  11. SteveNNP

    types of patients

    Well, this is what we have today: Prematurity Transient Tachypnea of the Newborn Presumed sepsis r/t maternal chorioamnionitis Sepsis Congenital heart disease (pre/post/periop) Congenital autoimmune myocarditis Gastroschisis Omphalocele PPHN/pulmonary hypertension Meconium aspiration syndrome Choanal atresia Pierre Robin Sequence Hydrocephalus Neonatal seizures Hypoxic-Ischemic encephalopathy (head cooling) ECMO Sirenomelia (Mermaid) Posterior urethral valves/UPJ obstruction Anal atresia Tracheoesophageal fistula/Esophageal atresia Spina Bifida Congenital viral infections
  12. SteveNNP

    Medicinal Honey

    Can I ask how there is any antibacterial activity left if it's been irradiated? Isn't it just then a topical sugar application?
  13. SteveNNP

    How does your NICU unit run?

    In my unit (Level IV) routine VS and cares/feeds are at 8-11-2-5. Fluids are done by day shift, and routine labs are done at 0400.
  14. SteveNNP


    We don't sedate or give pain meds for simply being intubated, EXCEPT if they are pulmonary hypertension patients who are having spells, our cardiacs who can't tolerate increased SVR, and/or our postops. That being said we are a huge bubble cpap center and the vast vast majority of our non surgical patients are not on vents.
  15. SteveNNP

    Men in Neonatal nursing

    I'd recommend applying to every hospital with a NICU position in NYC and the burbs.
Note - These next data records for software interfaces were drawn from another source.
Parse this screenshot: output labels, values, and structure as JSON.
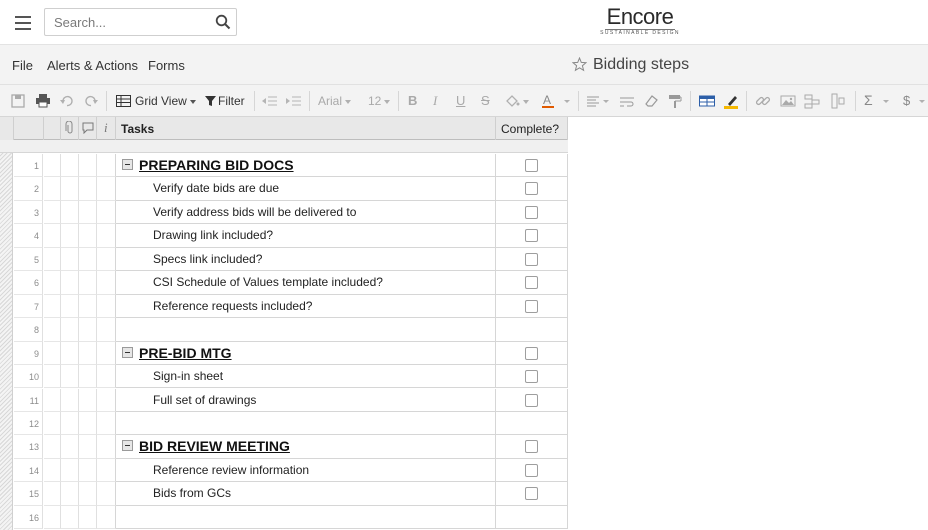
{
  "app": {
    "search_placeholder": "Search...",
    "logo": {
      "word": "Encore",
      "tagline": "SUSTAINABLE DESIGN"
    }
  },
  "menu": {
    "items": [
      "File",
      "Alerts & Actions",
      "Forms"
    ],
    "sheet_title": "Bidding steps"
  },
  "toolbar": {
    "view_label": "Grid View",
    "filter_label": "Filter",
    "font_family": "Arial",
    "font_size": "12",
    "icons": [
      "save-icon",
      "print-icon",
      "undo-icon",
      "redo-icon",
      "grid-view-icon",
      "filter-icon",
      "outdent-icon",
      "indent-icon",
      "bold-icon",
      "italic-icon",
      "underline-icon",
      "strikethrough-icon",
      "fill-color-icon",
      "text-color-icon",
      "align-icon",
      "wrap-icon",
      "clear-format-icon",
      "format-painter-icon",
      "conditional-format-icon",
      "highlight-icon",
      "link-icon",
      "image-icon",
      "hierarchy-icon",
      "column-icon",
      "sum-icon",
      "currency-icon"
    ]
  },
  "grid": {
    "columns": {
      "tasks": "Tasks",
      "complete": "Complete?"
    },
    "rows": [
      {
        "num": "1",
        "type": "parent",
        "task": "PREPARING BID DOCS",
        "checkbox": true
      },
      {
        "num": "2",
        "type": "child",
        "task": "Verify date bids are due",
        "checkbox": true
      },
      {
        "num": "3",
        "type": "child",
        "task": "Verify address bids will be delivered to",
        "checkbox": true
      },
      {
        "num": "4",
        "type": "child",
        "task": "Drawing link included?",
        "checkbox": true
      },
      {
        "num": "5",
        "type": "child",
        "task": "Specs link included?",
        "checkbox": true
      },
      {
        "num": "6",
        "type": "child",
        "task": "CSI Schedule of Values template included?",
        "checkbox": true
      },
      {
        "num": "7",
        "type": "child",
        "task": "Reference requests included?",
        "checkbox": true
      },
      {
        "num": "8",
        "type": "empty",
        "task": "",
        "checkbox": false
      },
      {
        "num": "9",
        "type": "parent",
        "task": "PRE-BID MTG",
        "checkbox": true
      },
      {
        "num": "10",
        "type": "child",
        "task": "Sign-in sheet",
        "checkbox": true
      },
      {
        "num": "11",
        "type": "child",
        "task": "Full set of drawings",
        "checkbox": true
      },
      {
        "num": "12",
        "type": "empty",
        "task": "",
        "checkbox": false
      },
      {
        "num": "13",
        "type": "parent",
        "task": "BID REVIEW MEETING",
        "checkbox": true
      },
      {
        "num": "14",
        "type": "child",
        "task": "Reference review information",
        "checkbox": true
      },
      {
        "num": "15",
        "type": "child",
        "task": "Bids from GCs",
        "checkbox": true
      },
      {
        "num": "16",
        "type": "empty",
        "task": "",
        "checkbox": false
      }
    ]
  },
  "colors": {
    "accent_highlight": "#f5b800",
    "text_color_bar": "#e05a00",
    "grid_header": "#e8e8e8"
  }
}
We hire several new grads here in our NICU. Most managers I feel actually prefer new grads over seasoned nurses from other departments, because there are no bad habits to unlearn, and let's face it...NICU is unlike any other floor or unit.
  16. SteveNNP

    Neonatal Nurse vs Neonatal Nurse Practitioner
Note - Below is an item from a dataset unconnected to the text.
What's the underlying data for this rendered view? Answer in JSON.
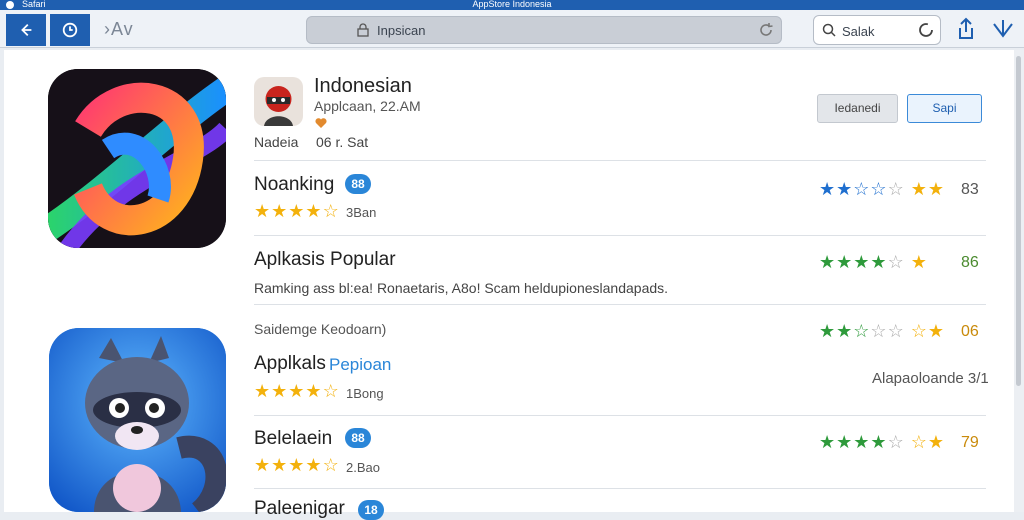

    Wow this situation sounds ghastly for an NNP. Frankly I wouldn't work for a place that put so many restrictions on me as a practitioner. Where I am now, while I of course involve the fellow and attending in my decision-making, I am fully functional in terms of coming up with a plan of care, consulting my subspecialty colleagues, admitting/discharging, performing complex procedures...etc without any input or oversight from an attending. I *do* have a collaborating physician who acts as a mentor and an intermediary between the practitioner team and the attendings. I am the one entering orders under my name, interpreting my own studies, transporting patients to CT/MRI, providing deep sedation for bedside open chest closures...I am the primary person managing our critically ill post op open heart CT patients from day one through DC. I know this isn't the case everywhere, but I would shrivel up and die as a practitioner in that kind of environment where I'm being babysat by an attending.